Killa (2015)

There are many advantages to staying at place which is as much as culture enriched as Kolkata. The Marathi theatre culture is quite enriched, and plays like Ghasiram Kotwal never cease to impress me. With theatre Marathi cinema is extremely evolved as well. First time I tried to watch a Marathi cinema was back in 2009 Harishchandrachi Factory, and it completely captivated me.

In recent times, I can’t think of another film that stayed with me as Killa has. A film by debutant Avinash Arun tells the simple coming-of-age story of an 11-year-old boy in rural Maharashtra, attempting to make sense of a world that makes very little sense. There’s such emotional truth to his experiences and his journey that it’ll feel real and familiar even to those raised in very different circumstances.

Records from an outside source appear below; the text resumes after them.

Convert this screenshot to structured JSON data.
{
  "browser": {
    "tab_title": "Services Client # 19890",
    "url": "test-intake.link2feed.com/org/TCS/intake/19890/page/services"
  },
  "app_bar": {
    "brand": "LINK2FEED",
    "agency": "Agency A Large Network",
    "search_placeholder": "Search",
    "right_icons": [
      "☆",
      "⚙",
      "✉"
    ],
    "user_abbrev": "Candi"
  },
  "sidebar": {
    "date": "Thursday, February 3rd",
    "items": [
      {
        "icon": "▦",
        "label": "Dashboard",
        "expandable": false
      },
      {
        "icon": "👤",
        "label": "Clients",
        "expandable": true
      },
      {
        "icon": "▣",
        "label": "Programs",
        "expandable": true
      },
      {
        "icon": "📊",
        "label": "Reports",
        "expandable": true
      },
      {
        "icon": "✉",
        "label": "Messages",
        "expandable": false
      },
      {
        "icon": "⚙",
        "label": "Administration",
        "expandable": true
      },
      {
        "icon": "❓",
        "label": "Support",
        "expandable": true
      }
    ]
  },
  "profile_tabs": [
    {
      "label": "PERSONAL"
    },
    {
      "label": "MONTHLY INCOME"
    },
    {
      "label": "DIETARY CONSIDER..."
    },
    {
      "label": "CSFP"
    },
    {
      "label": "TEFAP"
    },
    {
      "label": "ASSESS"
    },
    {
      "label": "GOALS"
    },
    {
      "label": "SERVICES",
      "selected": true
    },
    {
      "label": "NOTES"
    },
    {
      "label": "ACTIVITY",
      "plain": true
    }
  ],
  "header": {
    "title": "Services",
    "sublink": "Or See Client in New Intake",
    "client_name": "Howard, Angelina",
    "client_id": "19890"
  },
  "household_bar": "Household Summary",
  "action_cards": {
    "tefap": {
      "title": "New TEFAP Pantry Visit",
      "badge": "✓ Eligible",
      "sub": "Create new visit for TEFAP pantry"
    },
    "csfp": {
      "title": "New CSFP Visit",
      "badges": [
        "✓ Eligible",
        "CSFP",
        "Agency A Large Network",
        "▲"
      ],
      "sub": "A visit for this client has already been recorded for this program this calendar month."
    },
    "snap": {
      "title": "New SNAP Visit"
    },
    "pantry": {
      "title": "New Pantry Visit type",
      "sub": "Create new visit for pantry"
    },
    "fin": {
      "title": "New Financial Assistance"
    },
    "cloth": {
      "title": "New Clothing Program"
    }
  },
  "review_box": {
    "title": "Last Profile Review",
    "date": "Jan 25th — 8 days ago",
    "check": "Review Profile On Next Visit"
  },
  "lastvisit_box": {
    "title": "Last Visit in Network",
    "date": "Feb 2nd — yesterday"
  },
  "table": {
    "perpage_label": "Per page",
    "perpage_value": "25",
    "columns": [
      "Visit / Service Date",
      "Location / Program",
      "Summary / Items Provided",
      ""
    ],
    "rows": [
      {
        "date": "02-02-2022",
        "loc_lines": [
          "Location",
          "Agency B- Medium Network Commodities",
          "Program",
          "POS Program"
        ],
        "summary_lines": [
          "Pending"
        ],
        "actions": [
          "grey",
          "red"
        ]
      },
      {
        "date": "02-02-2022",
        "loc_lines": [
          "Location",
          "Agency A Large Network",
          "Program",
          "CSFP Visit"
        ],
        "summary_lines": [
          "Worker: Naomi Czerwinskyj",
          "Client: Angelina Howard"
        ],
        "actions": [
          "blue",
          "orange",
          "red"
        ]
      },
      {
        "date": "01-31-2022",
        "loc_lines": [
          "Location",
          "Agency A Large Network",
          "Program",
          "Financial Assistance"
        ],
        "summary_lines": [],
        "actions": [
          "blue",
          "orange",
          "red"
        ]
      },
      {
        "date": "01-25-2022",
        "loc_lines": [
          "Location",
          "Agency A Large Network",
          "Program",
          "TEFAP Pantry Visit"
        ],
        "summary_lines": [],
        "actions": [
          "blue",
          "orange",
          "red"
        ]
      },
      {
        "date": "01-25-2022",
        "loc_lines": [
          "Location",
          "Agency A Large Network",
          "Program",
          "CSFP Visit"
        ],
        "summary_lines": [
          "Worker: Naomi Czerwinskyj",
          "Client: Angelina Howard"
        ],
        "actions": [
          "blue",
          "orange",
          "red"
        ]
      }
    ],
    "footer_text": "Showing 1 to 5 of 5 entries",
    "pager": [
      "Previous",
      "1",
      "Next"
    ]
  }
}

Chinmay (Archit Devadhar) has moved with his mother (Amruta Subhash) from Pune to a small coastal town in the Konkan region where she has been transferred in her government job. Chinmay, who lost his father the previous year, is a well-behaved, sensitive boy, but he’s overcome with feelings of isolation as he struggles to adjust to his new surroundings. He’s a smart student, but the new school appears to be populated with unruly local kids with whom he has little in common.

I consider myself quite lucky to have lived in a semi-rural place like Ambarnath. Even if you’ve never lived outside of a big city, most of us at some point or the other in our lives have known what it’s like to walk into a (class)room and feel like an outsider. To feel like you don’t belong. Based on the director’s own experiences growing up, Killa evokes an authentic sense of displacement and ‘not-fitting-in’. Chinmay acts out by repeatedly confronting his mother, dismissing her cooking, and by being rude to the neighbors. She for her part, is dealing with her own problems at work, but tends to internalize her feelings. Your heart goes out to the pair as they negotiate their new life.

While watching the film, I could relate with my personal experiences immensely. In my school, I have been have to change five schools, and the feeling of not-fitting-in is always there.

When Chinmay makes friends with a group of boys in his class, we see his surroundings with a new set of eyes. Arun, who is also the cinematographer of the film, shoots in the monsoons, giving us lush green landscapes and swelling seas. The blues and greys of the monsoon drenches the screen, the high ocean waves dashing against the walls of the old fort (‘killa’). I could just drink in this film. The film benefits from a strong sense of place and time. Arun paints a vivid portrait of childhood in coastal village-towns: cycle races along the Ghats, a trip to a nearby fort, an afternoon catching crabs on the beach and selling them later with high spirits t the local market.

There’s a distinctly melancholic feel and pace to Killa, which is appropriate given the themes that the film explores. Arun exercises remarkable restraint in telling this delicate story, and he’s aided by his excellent cast. Archit Devadhar, who’s never faced a camera before, wins us over. He is a complete revelation as the impressionable protagonist; his expressions reveal maturity far greater than his years. Amruta Subhash conveys both strength and heartbreak through a nicely understated performance; she’s riveting on screen. But the scene-stealer in Killa is the pint-sized Parth Bhalerao, playing Chinmay’s friend and puppy-torturing local scamp ‘Bandya’.

Killa is as much a story of friendship, trust, forgiveness and grief. It makes some nice observations about childhood and the bond between a single parent and a child. You’ll come out feeling a tinge of sadness, but also fully satisfied with how things turn out for our little hero.

In that respect, Umesh Kulkarni’s ‘Vihir’ and Vikramaditya Motwane’s ‘Udaan’ had a little more sharpness and growing-pain in their coming-of-age narratives. But for all that, ‘Killa’ will stay with me, for its spectacular setting, and for its boy.

I’m going with a full 5 out of 5 for Avinash Arun’s deeply moving film Killa. If there is such a thing as a perfect film, my vote goes to this one. Don’t miss it. At any cost. Killa will stay with me, for its spectacular setting, and for its boy.